### Task instructions
Filter the entries, keeping every line with the word "this".

□ □ □ □ □ □ □

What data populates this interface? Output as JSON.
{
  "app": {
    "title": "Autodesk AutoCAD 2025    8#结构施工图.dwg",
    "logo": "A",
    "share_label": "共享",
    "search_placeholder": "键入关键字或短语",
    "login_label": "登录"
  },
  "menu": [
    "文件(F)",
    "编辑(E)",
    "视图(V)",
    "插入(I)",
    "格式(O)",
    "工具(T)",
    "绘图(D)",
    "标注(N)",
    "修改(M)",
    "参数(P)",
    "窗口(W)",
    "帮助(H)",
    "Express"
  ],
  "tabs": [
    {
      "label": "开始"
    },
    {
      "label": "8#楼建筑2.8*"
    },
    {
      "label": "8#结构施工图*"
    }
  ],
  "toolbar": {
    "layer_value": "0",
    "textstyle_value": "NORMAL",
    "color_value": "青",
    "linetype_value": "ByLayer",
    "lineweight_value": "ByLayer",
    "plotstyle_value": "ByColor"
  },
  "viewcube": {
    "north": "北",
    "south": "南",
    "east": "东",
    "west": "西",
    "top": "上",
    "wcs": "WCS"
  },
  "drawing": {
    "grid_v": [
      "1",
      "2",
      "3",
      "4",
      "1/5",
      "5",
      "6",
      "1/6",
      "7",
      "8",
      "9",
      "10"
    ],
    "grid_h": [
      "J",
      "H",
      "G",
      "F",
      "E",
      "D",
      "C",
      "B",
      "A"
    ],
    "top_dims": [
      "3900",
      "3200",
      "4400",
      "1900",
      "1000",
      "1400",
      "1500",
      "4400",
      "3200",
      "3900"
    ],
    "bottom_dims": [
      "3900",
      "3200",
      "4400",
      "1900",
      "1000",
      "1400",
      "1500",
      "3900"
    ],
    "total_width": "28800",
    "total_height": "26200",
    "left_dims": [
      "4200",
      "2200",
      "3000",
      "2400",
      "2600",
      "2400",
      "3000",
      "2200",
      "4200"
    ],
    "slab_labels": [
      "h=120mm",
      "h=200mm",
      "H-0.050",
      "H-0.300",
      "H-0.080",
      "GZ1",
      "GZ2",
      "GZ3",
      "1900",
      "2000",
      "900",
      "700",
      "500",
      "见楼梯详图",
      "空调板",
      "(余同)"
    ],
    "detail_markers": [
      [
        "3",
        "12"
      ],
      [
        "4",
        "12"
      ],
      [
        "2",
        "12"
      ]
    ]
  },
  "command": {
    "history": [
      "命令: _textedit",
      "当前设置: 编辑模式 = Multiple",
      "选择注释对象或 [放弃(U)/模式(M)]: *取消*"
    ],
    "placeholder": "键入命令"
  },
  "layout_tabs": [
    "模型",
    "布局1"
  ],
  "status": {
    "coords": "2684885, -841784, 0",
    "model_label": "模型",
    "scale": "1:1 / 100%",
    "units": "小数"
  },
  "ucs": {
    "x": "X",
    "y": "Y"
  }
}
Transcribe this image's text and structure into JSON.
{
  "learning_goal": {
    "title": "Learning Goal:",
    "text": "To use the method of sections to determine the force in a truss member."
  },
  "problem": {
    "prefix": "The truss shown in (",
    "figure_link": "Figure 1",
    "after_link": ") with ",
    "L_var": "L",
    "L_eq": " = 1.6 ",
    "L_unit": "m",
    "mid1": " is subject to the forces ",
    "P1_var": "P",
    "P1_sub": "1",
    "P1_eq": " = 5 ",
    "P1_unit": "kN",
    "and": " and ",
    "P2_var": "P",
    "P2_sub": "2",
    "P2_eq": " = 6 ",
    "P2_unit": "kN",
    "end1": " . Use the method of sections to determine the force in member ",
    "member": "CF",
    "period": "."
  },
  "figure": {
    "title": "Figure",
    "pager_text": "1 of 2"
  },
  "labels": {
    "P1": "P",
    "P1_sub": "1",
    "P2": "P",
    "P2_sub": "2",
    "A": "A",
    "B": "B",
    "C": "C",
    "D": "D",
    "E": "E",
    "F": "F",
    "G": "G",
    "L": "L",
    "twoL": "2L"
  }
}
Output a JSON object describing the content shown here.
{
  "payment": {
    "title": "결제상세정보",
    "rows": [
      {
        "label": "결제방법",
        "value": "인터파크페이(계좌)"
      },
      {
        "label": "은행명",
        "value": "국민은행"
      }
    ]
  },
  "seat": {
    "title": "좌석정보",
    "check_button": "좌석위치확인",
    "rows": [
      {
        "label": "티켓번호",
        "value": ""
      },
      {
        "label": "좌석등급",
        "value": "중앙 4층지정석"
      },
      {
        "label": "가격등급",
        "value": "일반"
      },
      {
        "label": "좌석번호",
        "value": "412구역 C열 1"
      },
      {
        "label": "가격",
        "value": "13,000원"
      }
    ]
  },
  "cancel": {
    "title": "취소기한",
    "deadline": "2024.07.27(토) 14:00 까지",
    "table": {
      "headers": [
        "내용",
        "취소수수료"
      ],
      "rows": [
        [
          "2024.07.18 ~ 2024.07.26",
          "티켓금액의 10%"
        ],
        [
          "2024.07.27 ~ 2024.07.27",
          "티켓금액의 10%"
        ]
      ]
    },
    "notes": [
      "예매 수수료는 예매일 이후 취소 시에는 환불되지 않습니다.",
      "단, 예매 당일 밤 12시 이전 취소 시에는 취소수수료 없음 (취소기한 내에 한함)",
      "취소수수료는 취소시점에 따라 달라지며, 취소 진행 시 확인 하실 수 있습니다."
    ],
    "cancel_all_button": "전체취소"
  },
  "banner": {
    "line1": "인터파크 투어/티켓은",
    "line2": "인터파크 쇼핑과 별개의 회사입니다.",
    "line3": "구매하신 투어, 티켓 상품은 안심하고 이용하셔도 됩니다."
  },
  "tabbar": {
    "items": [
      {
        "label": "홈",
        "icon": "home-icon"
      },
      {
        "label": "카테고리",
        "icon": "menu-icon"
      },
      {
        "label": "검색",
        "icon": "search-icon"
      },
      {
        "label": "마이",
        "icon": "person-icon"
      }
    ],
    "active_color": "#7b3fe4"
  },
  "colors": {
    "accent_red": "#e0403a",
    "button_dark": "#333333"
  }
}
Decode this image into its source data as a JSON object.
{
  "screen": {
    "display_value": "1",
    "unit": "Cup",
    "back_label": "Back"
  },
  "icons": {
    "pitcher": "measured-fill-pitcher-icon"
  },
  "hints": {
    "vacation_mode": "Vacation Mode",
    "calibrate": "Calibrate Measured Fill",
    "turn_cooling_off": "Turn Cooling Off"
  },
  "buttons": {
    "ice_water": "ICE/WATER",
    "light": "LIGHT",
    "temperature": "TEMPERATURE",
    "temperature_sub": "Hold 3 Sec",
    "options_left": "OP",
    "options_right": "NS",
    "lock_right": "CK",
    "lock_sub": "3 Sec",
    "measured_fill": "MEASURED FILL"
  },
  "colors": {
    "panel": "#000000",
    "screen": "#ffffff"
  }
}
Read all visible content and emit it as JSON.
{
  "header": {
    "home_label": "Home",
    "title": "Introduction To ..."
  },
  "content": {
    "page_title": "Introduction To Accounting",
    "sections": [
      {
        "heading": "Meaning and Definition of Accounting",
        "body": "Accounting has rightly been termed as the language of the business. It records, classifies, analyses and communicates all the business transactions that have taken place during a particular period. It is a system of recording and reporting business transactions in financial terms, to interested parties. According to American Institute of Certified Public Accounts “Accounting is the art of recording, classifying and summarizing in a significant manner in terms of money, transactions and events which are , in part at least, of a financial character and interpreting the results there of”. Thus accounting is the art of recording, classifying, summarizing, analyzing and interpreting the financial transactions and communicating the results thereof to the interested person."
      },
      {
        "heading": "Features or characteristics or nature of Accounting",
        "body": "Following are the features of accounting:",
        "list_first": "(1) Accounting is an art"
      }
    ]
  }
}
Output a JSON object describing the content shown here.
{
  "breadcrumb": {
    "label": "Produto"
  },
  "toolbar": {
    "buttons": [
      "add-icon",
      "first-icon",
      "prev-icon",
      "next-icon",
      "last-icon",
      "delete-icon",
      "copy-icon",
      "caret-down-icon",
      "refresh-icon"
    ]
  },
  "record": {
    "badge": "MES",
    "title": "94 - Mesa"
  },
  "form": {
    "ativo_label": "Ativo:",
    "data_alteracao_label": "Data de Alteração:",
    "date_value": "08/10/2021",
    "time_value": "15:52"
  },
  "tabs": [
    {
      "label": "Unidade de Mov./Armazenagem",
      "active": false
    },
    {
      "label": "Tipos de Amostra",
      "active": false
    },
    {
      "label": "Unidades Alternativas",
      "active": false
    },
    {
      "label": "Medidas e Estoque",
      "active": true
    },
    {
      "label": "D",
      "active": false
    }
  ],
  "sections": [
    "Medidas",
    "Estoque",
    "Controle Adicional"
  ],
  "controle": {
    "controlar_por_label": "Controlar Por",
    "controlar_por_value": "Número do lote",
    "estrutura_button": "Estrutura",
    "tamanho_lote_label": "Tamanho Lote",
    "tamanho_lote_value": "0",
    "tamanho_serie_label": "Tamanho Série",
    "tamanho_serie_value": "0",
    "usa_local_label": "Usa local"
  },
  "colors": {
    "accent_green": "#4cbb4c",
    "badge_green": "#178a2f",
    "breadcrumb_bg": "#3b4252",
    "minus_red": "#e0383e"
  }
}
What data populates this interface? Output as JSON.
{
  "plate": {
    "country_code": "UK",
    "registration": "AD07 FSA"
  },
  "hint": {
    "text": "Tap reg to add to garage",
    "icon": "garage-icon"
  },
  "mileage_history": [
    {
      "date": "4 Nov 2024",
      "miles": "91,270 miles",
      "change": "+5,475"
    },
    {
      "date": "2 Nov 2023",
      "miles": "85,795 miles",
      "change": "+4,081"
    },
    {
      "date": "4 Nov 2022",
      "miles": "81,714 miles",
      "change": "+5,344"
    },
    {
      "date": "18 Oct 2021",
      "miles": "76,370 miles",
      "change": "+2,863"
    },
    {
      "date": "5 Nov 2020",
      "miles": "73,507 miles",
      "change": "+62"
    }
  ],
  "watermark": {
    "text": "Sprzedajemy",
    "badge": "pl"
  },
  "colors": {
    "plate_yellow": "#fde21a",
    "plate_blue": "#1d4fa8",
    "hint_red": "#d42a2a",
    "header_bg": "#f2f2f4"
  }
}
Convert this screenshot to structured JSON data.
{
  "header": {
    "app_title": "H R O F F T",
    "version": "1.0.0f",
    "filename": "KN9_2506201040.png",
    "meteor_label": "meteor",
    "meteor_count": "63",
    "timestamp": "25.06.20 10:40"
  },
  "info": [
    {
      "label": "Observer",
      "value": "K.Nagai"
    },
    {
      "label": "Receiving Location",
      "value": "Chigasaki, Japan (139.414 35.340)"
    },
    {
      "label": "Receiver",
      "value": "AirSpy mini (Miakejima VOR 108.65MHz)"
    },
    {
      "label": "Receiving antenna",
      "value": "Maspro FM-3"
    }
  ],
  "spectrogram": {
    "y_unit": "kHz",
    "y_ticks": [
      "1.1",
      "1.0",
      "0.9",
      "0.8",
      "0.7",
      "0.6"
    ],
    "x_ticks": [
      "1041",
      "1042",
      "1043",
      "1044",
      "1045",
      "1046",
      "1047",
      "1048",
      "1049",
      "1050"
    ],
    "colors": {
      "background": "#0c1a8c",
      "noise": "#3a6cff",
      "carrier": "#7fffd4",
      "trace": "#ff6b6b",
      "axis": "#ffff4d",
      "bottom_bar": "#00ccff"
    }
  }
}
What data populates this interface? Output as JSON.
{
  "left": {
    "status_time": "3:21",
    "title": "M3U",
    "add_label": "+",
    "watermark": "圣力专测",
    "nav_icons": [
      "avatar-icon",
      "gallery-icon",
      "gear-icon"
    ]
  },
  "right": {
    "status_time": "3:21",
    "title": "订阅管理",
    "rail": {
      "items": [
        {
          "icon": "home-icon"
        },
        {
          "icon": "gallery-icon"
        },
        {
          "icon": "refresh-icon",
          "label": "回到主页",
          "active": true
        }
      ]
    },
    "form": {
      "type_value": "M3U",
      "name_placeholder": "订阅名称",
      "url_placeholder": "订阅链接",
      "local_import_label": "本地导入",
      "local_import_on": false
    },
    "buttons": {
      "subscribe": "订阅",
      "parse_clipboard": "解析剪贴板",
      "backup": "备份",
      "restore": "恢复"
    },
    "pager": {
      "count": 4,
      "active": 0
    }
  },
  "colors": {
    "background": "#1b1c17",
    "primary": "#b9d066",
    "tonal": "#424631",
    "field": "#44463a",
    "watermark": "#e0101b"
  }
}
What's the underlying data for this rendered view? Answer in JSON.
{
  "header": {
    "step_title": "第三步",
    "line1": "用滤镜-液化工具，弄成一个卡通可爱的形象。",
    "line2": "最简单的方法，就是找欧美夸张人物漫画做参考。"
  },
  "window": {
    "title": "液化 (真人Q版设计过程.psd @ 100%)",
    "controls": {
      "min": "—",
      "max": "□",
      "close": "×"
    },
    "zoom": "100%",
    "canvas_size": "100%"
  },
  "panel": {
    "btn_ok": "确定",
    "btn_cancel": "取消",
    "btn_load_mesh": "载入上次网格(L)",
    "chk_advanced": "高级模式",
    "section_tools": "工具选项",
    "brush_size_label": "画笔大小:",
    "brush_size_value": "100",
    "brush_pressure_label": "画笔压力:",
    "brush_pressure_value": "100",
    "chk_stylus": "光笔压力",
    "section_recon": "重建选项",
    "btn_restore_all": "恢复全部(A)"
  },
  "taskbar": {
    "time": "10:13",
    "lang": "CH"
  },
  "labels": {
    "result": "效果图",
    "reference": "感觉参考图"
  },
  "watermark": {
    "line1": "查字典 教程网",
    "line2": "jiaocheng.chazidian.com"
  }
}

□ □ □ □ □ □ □

### Task response
What data populates this interface? Output as JSON.
Transcribe this image's text and structure into JSON.
Decode this image into its source data as a JSON object.
What data populates this interface? Output as JSON.
Convert this screenshot to structured JSON data.
What data populates this interface? Output as JSON.
What's the underlying data for this rendered view? Answer in JSON.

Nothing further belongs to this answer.